• [GOAL OF THE EXERCISE] Every line with "header" in it should be copied from the data.

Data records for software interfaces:
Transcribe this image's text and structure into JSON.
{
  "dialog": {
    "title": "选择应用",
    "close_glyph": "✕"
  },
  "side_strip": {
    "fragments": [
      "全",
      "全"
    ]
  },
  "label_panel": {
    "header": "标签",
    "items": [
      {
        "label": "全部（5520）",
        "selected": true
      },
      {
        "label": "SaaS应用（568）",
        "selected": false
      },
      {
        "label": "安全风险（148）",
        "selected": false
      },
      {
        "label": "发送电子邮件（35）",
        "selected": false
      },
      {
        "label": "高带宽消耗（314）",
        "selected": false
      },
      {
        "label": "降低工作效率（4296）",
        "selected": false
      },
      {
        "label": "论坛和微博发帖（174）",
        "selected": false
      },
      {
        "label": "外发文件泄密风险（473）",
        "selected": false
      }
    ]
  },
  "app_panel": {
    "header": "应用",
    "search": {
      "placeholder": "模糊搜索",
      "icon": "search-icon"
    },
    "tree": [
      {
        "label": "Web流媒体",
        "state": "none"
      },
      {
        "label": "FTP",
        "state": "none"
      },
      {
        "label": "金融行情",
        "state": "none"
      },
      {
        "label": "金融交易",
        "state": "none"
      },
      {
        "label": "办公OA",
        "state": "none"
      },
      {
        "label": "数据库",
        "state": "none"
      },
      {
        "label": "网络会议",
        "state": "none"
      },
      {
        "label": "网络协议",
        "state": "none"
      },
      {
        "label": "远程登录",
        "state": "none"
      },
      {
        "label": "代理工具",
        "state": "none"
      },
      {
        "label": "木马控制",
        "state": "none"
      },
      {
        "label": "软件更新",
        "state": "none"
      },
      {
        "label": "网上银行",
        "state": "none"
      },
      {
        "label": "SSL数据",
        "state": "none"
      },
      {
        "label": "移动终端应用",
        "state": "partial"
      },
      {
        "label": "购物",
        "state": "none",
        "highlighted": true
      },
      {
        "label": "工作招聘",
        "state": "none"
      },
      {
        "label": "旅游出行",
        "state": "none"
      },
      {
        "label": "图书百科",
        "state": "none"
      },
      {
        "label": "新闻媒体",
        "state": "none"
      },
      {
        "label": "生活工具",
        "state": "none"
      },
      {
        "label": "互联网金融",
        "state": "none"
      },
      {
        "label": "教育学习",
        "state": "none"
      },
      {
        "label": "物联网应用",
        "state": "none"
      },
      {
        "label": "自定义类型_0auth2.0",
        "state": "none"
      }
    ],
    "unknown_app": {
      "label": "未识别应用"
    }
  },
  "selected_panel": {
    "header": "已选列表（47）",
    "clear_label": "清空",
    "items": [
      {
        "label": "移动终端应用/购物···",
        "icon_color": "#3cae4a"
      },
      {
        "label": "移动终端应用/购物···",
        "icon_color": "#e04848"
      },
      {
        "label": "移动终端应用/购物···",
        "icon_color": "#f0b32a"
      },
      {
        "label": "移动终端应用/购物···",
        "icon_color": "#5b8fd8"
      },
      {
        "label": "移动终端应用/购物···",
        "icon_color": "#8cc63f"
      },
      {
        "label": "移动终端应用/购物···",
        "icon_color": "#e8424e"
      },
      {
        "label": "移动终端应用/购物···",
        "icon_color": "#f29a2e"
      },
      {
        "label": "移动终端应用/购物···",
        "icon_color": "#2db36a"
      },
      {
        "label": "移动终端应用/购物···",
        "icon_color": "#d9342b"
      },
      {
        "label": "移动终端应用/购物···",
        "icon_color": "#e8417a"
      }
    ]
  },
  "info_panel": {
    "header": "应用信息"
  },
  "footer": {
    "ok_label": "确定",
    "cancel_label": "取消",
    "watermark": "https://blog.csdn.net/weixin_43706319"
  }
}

• [OUTPUT FOR THIS EXERCISE]
    "header": "标签",
    "header": "应用",
    "header": "已选列表（47）",
    "header": "应用信息"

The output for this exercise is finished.